Published 3:00 am Wednesday, October 5, 2011

Attorneys with the Escambia County Bar Association will be celebrating Pro Bono Week later this month.
Brewton Mayor Ted Jennings has signed a proclamation declaring the week of Oct. 23-29 as Pro Bono Week.
According to the proclamation, one out of four of the 940,872 Alabamians who live in poverty has experienced legal problems. The majority of those civil problems are consumer issues (creditor, harassment, utility non-payment, bankruptcy issues), health issues (Medicaid, government insurance, nursing home), family law issues (divorce, child support/custody, abuse), employment issues (unemployment benefits, pension, lost job), and housing issues (unsatisfactory repairs, foreclosure, eviction, poor living conditions).

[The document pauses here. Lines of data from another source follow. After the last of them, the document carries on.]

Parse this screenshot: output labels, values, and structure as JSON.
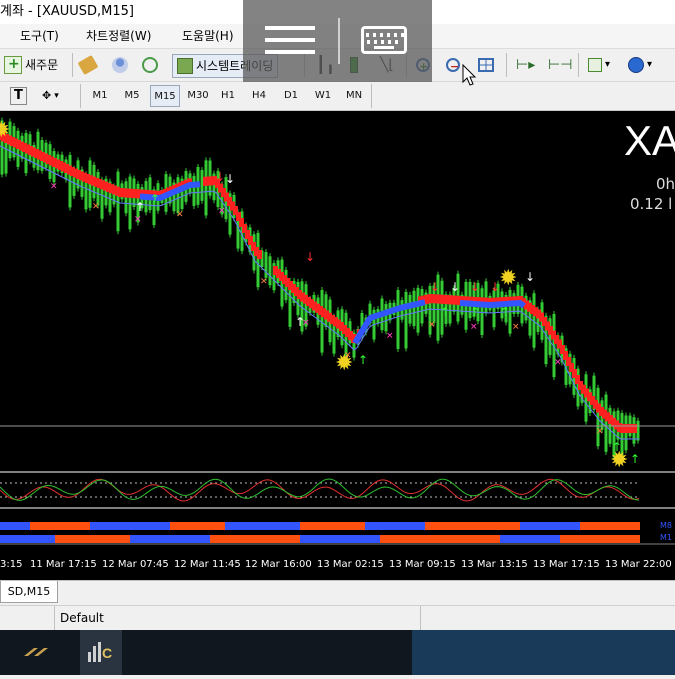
{
  "window": {
    "title": "계좌 - [XAUUSD,M15]"
  },
  "menu": {
    "items": [
      "도구(T)",
      "차트정렬(W)",
      "도움말(H)"
    ]
  },
  "toolbar": {
    "new_order": "새주문",
    "auto_trading": "시스템트레이딩"
  },
  "timeframes": {
    "items": [
      "M1",
      "M5",
      "M15",
      "M30",
      "H1",
      "H4",
      "D1",
      "W1",
      "MN"
    ],
    "active": "M15"
  },
  "chart": {
    "symbol_large": "XA",
    "info_line1": "0h",
    "info_line2": "0.12 l",
    "time_labels": [
      "3:15",
      "11 Mar 17:15",
      "12 Mar 07:45",
      "12 Mar 11:45",
      "12 Mar 16:00",
      "13 Mar 02:15",
      "13 Mar 09:15",
      "13 Mar 13:15",
      "13 Mar 17:15",
      "13 Mar 22:00"
    ],
    "right_labels": [
      "M8",
      "M1"
    ]
  },
  "tabs": {
    "active": "SD,M15"
  },
  "status": {
    "profile": "Default"
  },
  "colors": {
    "chart_bg": "#000000",
    "bull": "#33cc33",
    "bear": "#ff2020",
    "ma": "#3355ff"
  }
}
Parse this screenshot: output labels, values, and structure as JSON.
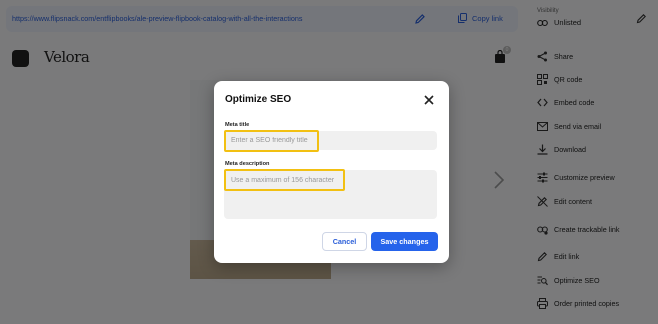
{
  "linkbar": {
    "url": "https://www.flipsnack.com/entflipbooks/ale-preview-flipbook-catalog-with-all-the-interactions",
    "copy_label": "Copy link"
  },
  "viewer": {
    "brand": "Velora",
    "cart_count": "0"
  },
  "sidebar": {
    "visibility_label": "Visibility",
    "visibility_value": "Unlisted",
    "items": [
      {
        "label": "Share",
        "icon": "share-icon"
      },
      {
        "label": "QR code",
        "icon": "qr-code-icon"
      },
      {
        "label": "Embed code",
        "icon": "embed-code-icon"
      },
      {
        "label": "Send via email",
        "icon": "email-icon"
      },
      {
        "label": "Download",
        "icon": "download-icon"
      },
      {
        "label": "Customize preview",
        "icon": "sliders-icon"
      },
      {
        "label": "Edit content",
        "icon": "edit-content-icon"
      },
      {
        "label": "Create trackable link",
        "icon": "trackable-link-icon"
      },
      {
        "label": "Edit link",
        "icon": "pencil-icon"
      },
      {
        "label": "Optimize SEO",
        "icon": "seo-icon"
      },
      {
        "label": "Order printed copies",
        "icon": "printer-icon"
      }
    ]
  },
  "modal": {
    "title": "Optimize SEO",
    "meta_title_label": "Meta title",
    "meta_title_placeholder": "Enter a SEO friendly title",
    "meta_title_value": "",
    "meta_description_label": "Meta description",
    "meta_description_placeholder": "Use a maximum of 156 character",
    "meta_description_value": "",
    "cancel_label": "Cancel",
    "save_label": "Save changes"
  },
  "colors": {
    "accent": "#2563eb",
    "highlight": "#f2c012",
    "link": "#2b5fd9"
  }
}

Also, according to the mayor’s office, 12.6 percent of the citizens in Brewton live in poverty and there are fewer than 55 paid legal aid lawyers to serve the low-income households in the whole state of Alabama.
Each year the Alabama State Bar and its Pro Bono Celebration Task Force, with the help of local bar associations statewide sets aside some time to offer Pro Bono help for the low-income families.
This year, Oct. 23-29 has been designated as Pro Bono Week. The Escambia County Bar Association and the Alabama State Bar will sponsor a free legal clinic to those who are low-income. The clinic will be held during the week of Oct. 23-29 on the third floor of the Escambia County Courthouse from 8 a.m. to noon and from 1 p.m. to 5 p.m. on Oct. 26 and Oct 27, Attorneys from the Escambia County Bar Association will be available to provide free legal advice and, if services are required, refer the client the Volunteer Lawyers Program of the Alabama State Bar, which provides free legal services for low-income families. In addition, the Alabama State Bar has a Wills for Heroes Program, where policemen, firemen, or veterans who do not have a will, may stop by for a free will.
The proclamation also stated that 38 percent of the members of the Escambia County legal community donate their time and talents in free legal service each year, and there is still a huge unmet need for legal assistance for the disadvantaged in the area.